Extracted data entries
BEGIN

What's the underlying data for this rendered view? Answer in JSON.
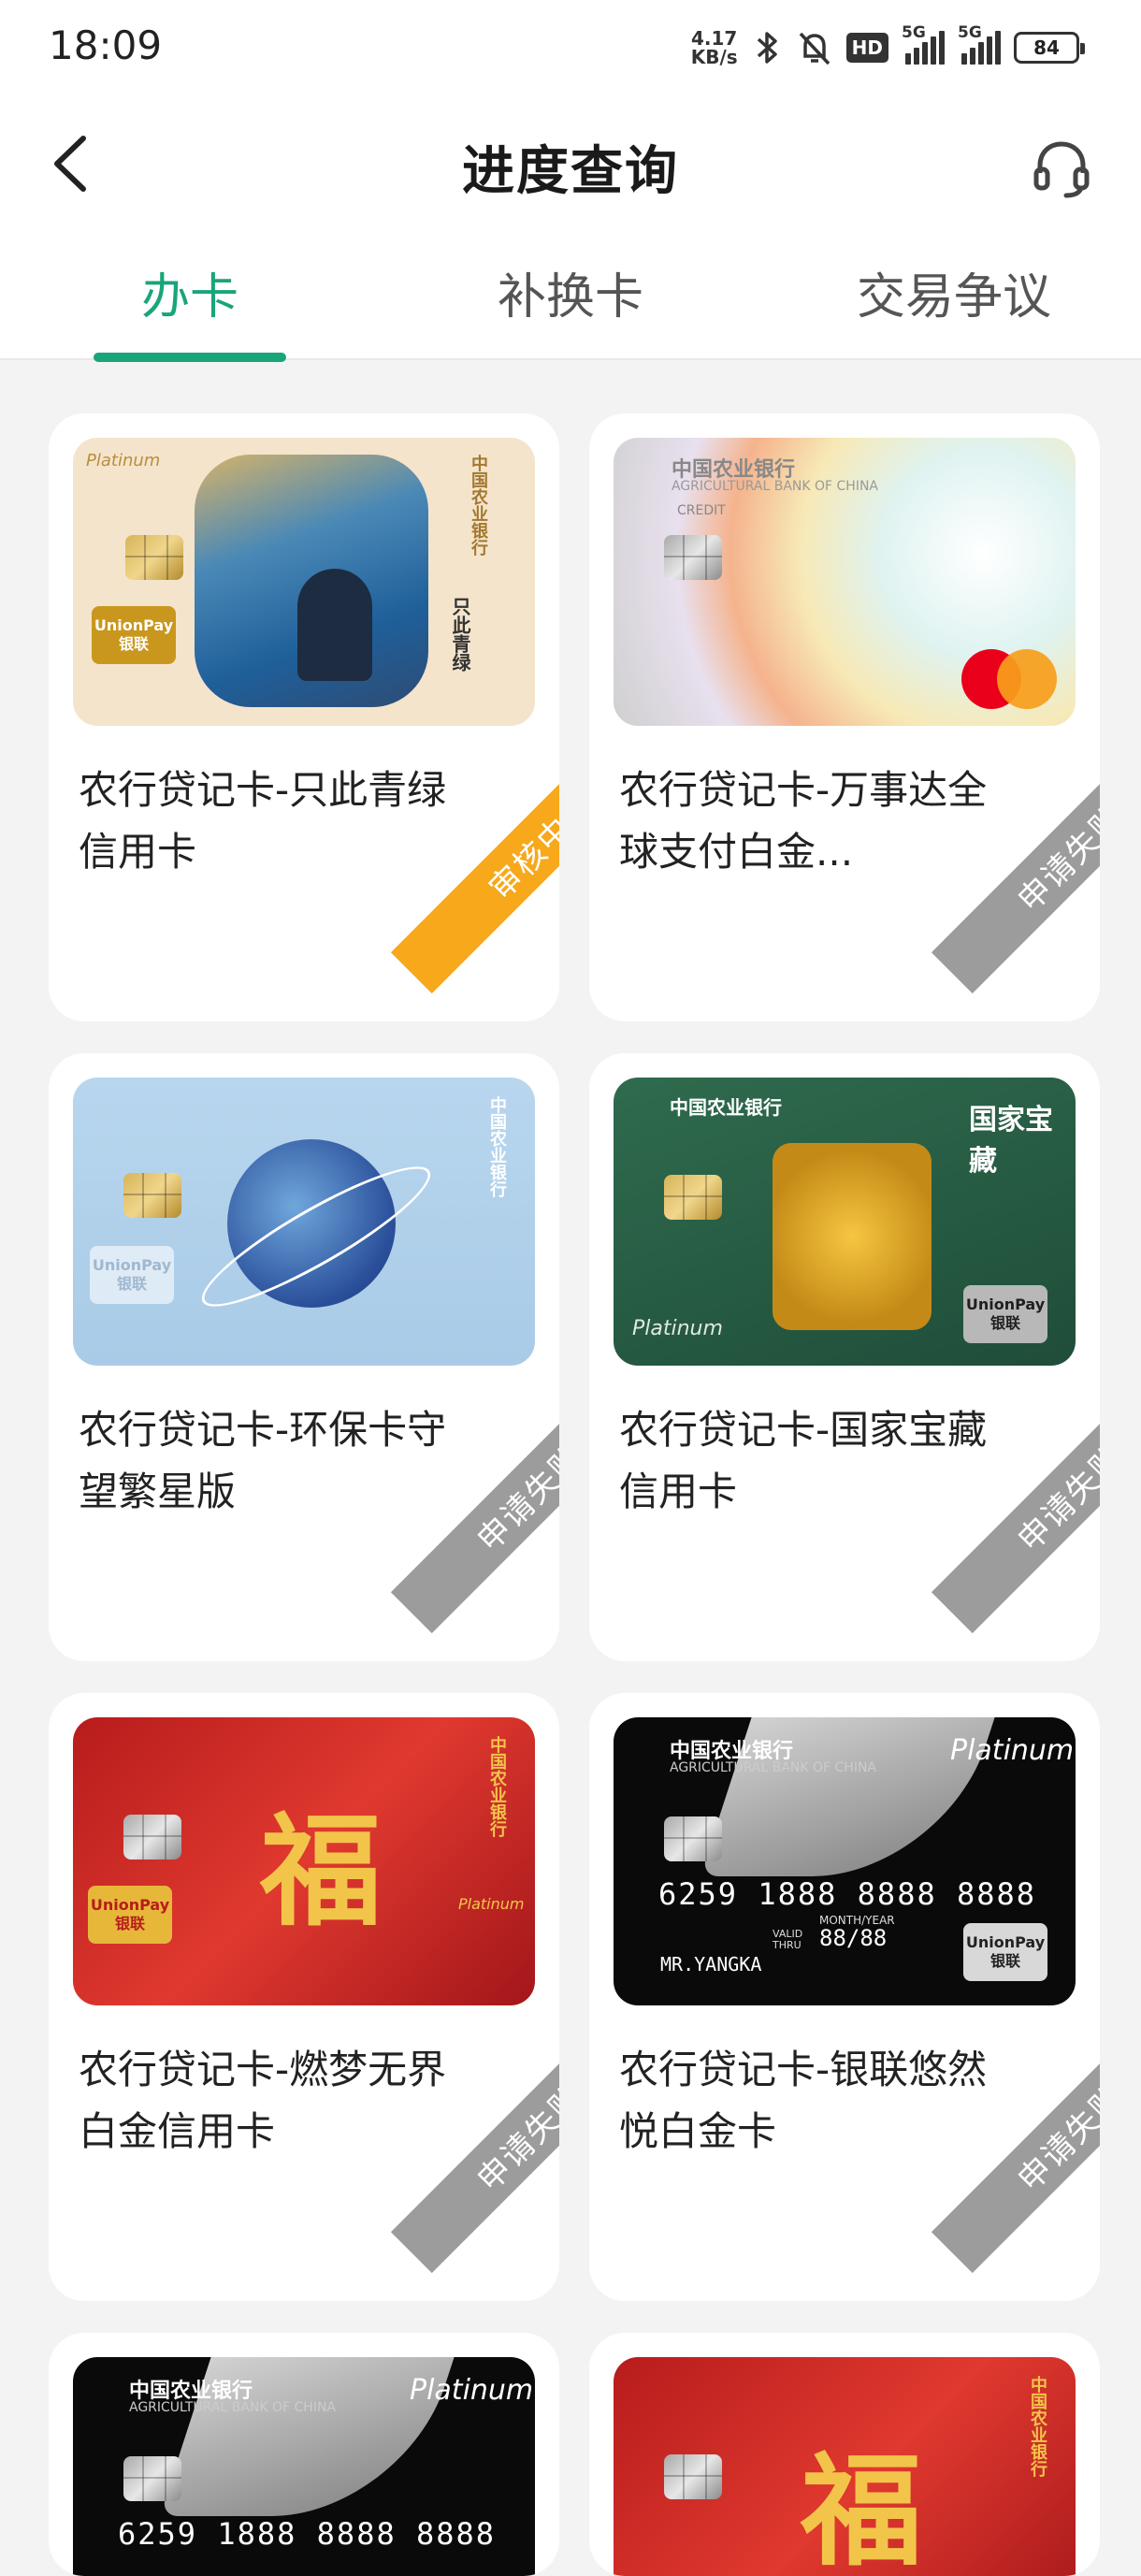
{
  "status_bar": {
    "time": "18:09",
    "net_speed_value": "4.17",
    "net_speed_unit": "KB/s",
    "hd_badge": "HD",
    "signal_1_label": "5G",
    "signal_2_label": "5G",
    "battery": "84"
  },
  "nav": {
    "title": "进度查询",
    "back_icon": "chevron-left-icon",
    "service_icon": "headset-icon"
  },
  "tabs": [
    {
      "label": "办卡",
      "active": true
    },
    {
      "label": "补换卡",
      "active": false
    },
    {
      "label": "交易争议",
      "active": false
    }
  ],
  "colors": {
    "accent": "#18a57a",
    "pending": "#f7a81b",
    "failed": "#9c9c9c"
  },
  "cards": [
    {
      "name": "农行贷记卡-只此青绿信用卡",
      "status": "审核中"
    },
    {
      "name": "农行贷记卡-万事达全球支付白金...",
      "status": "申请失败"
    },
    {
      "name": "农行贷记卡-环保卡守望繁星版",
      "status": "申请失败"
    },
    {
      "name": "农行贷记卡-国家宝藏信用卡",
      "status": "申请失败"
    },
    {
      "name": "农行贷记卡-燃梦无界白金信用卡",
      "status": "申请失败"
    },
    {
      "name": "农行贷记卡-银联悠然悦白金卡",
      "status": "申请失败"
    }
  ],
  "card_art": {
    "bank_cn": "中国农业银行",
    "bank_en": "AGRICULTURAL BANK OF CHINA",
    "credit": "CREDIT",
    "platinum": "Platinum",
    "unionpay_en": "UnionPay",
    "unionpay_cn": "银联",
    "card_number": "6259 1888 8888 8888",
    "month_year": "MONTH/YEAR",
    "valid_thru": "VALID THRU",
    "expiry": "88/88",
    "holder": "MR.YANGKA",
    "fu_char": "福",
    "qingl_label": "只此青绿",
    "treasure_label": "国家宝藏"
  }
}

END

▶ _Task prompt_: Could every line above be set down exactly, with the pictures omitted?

▶ _Result for this task_:
What's the underlying data for this rendered view? Answer in JSON.
{
  "status_bar": {
    "time": "18:09",
    "net_speed_value": "4.17",
    "net_speed_unit": "KB/s",
    "hd_badge": "HD",
    "signal_1_label": "5G",
    "signal_2_label": "5G",
    "battery": "84"
  },
  "nav": {
    "title": "进度查询",
    "back_icon": "chevron-left-icon",
    "service_icon": "headset-icon"
  },
  "tabs": [
    {
      "label": "办卡",
      "active": true
    },
    {
      "label": "补换卡",
      "active": false
    },
    {
      "label": "交易争议",
      "active": false
    }
  ],
  "colors": {
    "accent": "#18a57a",
    "pending": "#f7a81b",
    "failed": "#9c9c9c"
  },
  "cards": [
    {
      "name": "农行贷记卡-只此青绿信用卡",
      "status": "审核中"
    },
    {
      "name": "农行贷记卡-万事达全球支付白金...",
      "status": "申请失败"
    },
    {
      "name": "农行贷记卡-环保卡守望繁星版",
      "status": "申请失败"
    },
    {
      "name": "农行贷记卡-国家宝藏信用卡",
      "status": "申请失败"
    },
    {
      "name": "农行贷记卡-燃梦无界白金信用卡",
      "status": "申请失败"
    },
    {
      "name": "农行贷记卡-银联悠然悦白金卡",
      "status": "申请失败"
    }
  ],
  "card_art": {
    "bank_cn": "中国农业银行",
    "bank_en": "AGRICULTURAL BANK OF CHINA",
    "credit": "CREDIT",
    "platinum": "Platinum",
    "unionpay_en": "UnionPay",
    "unionpay_cn": "银联",
    "card_number": "6259 1888 8888 8888",
    "month_year": "MONTH/YEAR",
    "valid_thru": "VALID THRU",
    "expiry": "88/88",
    "holder": "MR.YANGKA",
    "fu_char": "福",
    "qingl_label": "只此青绿",
    "treasure_label": "国家宝藏"
  }
}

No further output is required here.